_WHAT YOU SHOULD DO_
The entries shown here must be retyped in full, with no pictures included.

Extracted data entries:
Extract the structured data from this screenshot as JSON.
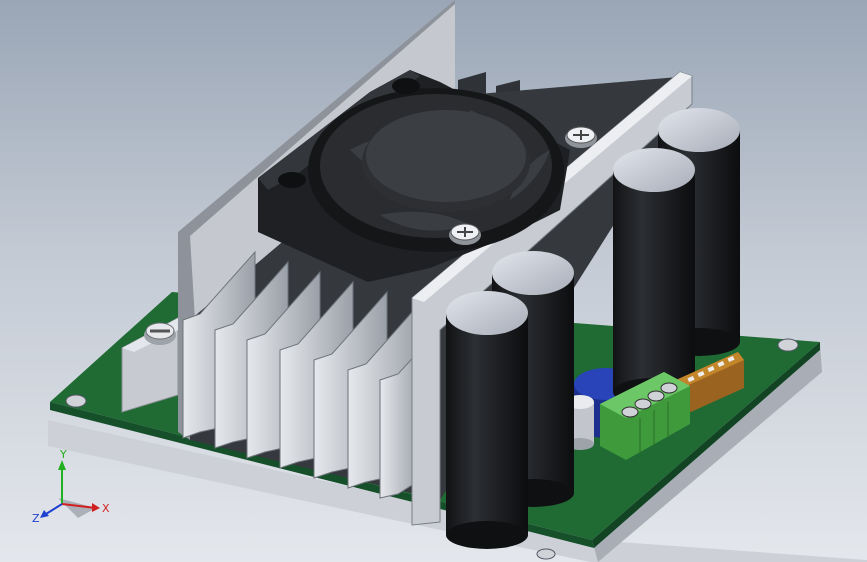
{
  "viewport": {
    "background_top": "#9aa6b6",
    "background_bottom": "#e4e7ec"
  },
  "model": {
    "components": [
      "circuit-board",
      "heatsink",
      "cooling-fan",
      "capacitor",
      "terminal-block",
      "dip-switch",
      "screw"
    ],
    "colors": {
      "pcb": "#1f6b33",
      "metal": "#c9ccd2",
      "heatsink": "#3a3d42",
      "capacitor": "#1d1f22",
      "capacitor_top": "#c8ccd6",
      "blue_cap": "#1f3aa8",
      "terminal": "#57b352",
      "dip_switch": "#c4862a"
    }
  },
  "triad": {
    "x_label": "X",
    "y_label": "Y",
    "z_label": "Z",
    "x_color": "#d02020",
    "y_color": "#20b020",
    "z_color": "#2040d0"
  }
}
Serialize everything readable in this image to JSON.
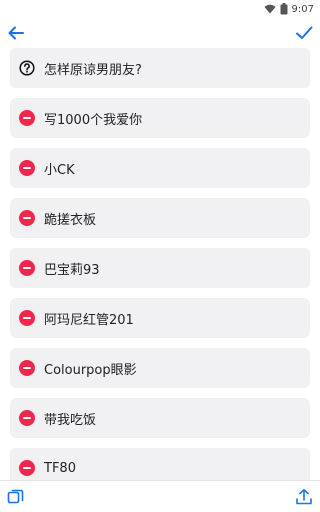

_ANSWER TO THE PROBLEM_
Extract the structured data from this screenshot as JSON.
{
  "viewport": {
    "background_top": "#9aa6b6",
    "background_bottom": "#e4e7ec"
  },
  "model": {
    "components": [
      "circuit-board",
      "heatsink",
      "cooling-fan",
      "capacitor",
      "terminal-block",
      "dip-switch",
      "screw"
    ],
    "colors": {
      "pcb": "#1f6b33",
      "metal": "#c9ccd2",
      "heatsink": "#3a3d42",
      "capacitor": "#1d1f22",
      "capacitor_top": "#c8ccd6",
      "blue_cap": "#1f3aa8",
      "terminal": "#57b352",
      "dip_switch": "#c4862a"
    }
  },
  "triad": {
    "x_label": "X",
    "y_label": "Y",
    "z_label": "Z",
    "x_color": "#d02020",
    "y_color": "#20b020",
    "z_color": "#2040d0"
  }
}
Serialize everything readable in this image to JSON.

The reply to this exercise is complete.